Last several days have been focused on engine health issues.
Additional tests on more modern engines seem to raise more questions.
The issues are as follows:
1- as has been indicated earlier, there is a relationship between current level and torque. Torque translates into velocity on the test track.
2- As the motor wears out, that relationship changes, such that for a given voltage level, it takes more current to achieve a given speed. As things further deteriorate. The speed starts to fall off.
3- additionally, the minimum voltage to keep the motor running also increases
4- the pulling power also gets lower, it takes more energy to get the motor to run the engine, less is available to pull a train.
These characteristics are similar to those of excessive internal load due to friction or lack of proper maintenance.
The question is how do you know if the motor is worn out?
The testing has shed some light on these topics. Examining a relative efficiency at several operating points has indicated some interesting results.
1- examining engines of the same type motor, if the relative efficiency is below 50% then the motor is suspect. It is possible there is binding in the gears or drive. So that needs to be verified.
Efficiency is the classic physics form of a ratio of power out over the power in.
2- the current measurements are very unstable on suspect motors. Not uncommon to see tenths of an amp swings, where the healthy motor will only swing in the hundredths of an amp before stabilizing.
3- the draw bar pull is weak relative to the motor type. A motor needing maintenance will still have a healthy draw bar pull.
4- the velocity at voltage will be lower because the torque is low.

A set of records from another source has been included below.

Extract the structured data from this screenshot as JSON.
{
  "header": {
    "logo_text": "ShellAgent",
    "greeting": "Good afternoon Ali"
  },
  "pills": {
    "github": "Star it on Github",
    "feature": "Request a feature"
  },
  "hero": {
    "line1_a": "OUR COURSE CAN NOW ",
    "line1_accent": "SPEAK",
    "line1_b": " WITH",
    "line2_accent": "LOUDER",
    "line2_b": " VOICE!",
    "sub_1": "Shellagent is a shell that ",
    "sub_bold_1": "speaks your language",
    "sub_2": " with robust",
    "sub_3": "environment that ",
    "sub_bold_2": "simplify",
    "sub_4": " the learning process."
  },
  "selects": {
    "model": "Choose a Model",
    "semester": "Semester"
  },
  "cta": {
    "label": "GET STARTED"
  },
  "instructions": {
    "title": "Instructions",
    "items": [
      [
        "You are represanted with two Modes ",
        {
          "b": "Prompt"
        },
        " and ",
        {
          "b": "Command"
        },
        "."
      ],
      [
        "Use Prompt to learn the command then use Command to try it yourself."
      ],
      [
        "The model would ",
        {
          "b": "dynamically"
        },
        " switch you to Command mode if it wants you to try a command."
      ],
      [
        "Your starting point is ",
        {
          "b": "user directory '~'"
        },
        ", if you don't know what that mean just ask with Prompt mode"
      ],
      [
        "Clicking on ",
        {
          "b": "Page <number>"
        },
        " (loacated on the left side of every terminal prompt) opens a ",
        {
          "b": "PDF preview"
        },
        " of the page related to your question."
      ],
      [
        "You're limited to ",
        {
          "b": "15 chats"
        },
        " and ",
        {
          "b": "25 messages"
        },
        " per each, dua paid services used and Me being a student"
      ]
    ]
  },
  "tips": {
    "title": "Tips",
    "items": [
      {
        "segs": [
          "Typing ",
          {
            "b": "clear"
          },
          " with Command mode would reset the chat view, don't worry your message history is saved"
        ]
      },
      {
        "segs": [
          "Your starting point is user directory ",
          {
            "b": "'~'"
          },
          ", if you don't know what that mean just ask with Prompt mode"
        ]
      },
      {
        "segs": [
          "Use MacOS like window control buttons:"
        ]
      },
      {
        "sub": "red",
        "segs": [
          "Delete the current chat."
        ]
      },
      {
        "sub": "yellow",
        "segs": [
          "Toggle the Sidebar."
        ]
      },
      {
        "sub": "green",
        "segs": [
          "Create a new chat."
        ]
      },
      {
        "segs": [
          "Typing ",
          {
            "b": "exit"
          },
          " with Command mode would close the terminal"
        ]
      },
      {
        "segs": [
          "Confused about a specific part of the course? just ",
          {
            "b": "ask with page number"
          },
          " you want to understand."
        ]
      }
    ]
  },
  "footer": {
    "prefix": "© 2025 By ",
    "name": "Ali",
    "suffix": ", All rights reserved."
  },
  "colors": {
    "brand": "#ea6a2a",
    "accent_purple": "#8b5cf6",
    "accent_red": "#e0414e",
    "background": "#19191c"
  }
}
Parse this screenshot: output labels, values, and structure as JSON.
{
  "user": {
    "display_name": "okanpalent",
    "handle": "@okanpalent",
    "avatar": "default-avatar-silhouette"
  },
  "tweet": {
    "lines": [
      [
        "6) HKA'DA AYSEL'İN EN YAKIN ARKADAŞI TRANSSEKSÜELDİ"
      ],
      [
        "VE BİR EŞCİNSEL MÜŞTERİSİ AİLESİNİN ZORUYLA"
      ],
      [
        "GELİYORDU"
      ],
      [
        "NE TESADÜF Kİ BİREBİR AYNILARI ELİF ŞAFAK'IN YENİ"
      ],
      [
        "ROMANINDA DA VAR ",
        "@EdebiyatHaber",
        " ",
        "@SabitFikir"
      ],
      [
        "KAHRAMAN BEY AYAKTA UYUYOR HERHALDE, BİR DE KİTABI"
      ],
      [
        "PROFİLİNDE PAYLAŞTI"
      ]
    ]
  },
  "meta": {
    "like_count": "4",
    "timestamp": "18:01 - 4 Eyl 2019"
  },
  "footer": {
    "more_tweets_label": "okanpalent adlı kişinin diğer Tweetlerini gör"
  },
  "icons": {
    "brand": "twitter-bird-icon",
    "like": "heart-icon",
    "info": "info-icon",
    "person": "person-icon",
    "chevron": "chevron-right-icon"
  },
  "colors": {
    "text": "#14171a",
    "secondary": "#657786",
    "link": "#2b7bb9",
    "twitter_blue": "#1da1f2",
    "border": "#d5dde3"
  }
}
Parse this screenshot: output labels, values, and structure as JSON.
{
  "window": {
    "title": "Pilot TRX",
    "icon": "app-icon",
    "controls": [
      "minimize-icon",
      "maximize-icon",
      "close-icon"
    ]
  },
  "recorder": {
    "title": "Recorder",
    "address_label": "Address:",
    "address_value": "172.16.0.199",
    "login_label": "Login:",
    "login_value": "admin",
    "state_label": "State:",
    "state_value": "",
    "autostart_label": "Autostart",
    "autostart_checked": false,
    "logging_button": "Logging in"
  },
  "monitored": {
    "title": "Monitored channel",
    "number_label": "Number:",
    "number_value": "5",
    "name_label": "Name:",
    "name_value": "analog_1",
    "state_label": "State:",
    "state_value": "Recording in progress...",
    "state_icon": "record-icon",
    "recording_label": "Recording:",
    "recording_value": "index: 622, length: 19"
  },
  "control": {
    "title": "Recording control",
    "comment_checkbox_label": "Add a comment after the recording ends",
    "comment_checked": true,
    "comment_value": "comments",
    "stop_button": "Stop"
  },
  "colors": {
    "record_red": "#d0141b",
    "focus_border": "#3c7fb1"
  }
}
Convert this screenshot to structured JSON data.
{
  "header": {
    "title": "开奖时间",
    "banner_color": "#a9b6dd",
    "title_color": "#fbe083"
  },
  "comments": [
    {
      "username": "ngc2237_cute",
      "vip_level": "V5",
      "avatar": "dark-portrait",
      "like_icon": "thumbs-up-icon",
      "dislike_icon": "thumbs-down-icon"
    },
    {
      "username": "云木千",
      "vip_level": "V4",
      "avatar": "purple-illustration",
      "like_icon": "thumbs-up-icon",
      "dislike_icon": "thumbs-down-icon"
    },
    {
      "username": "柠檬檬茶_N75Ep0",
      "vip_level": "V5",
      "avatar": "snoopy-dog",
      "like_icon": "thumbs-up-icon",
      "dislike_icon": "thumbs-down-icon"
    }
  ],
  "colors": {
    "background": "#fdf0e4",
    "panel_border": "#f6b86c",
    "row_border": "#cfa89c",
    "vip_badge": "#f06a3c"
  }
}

The sense is that generally any deterioration of performance is gradual initially. After a loss of around five percent, then the motor will run erratically at low-speed. The starting voltage will rise.
These conditions will progress at a rapid rate until the engine does not run at any power setting.
More often than not this is the condition I see when I first receive the engine. It just won’t run, or the space for good running is at very high power.
Clearly the engine needs to be tuned up.
Even a sick motor will improve with tuning.
This process usually take these steps in some form:
1- clean and polish electrical contact surfaces
2- clean and lubricated the truck gears and bearings
3- balance the motor rotor
4- clean and lubricate the motor bearing surfaces.
The value of this tuning the engine has many benefits.
1- initiate a window of operation of the engine.
2- provide capability to pull a reasonable train.
3- eliminate the erratic behavior in this region.
This seems obvious, but once the source of the erratic behavior is minimized, further tune up will show only modest additional improvement in operational capability.
At this point, the tuning is working up that gradual trend indicated earlier. The work is worth doing, but the benefits are small.
This is the point when the relative health of the motor can be finalized.
What is needed is additional tests of “tuned” engines with similar drive systems. The range of variation for healthy engines can the be described and the “sick” motors will be apparent.
As discussed in the revised engine health post, a performance parameter has been developed that clarifies the good, poor and sick engines. Thus parameter also can quantify the benefits of the various tuning features. The spirit of the original post remains, the parameter of interest has changed.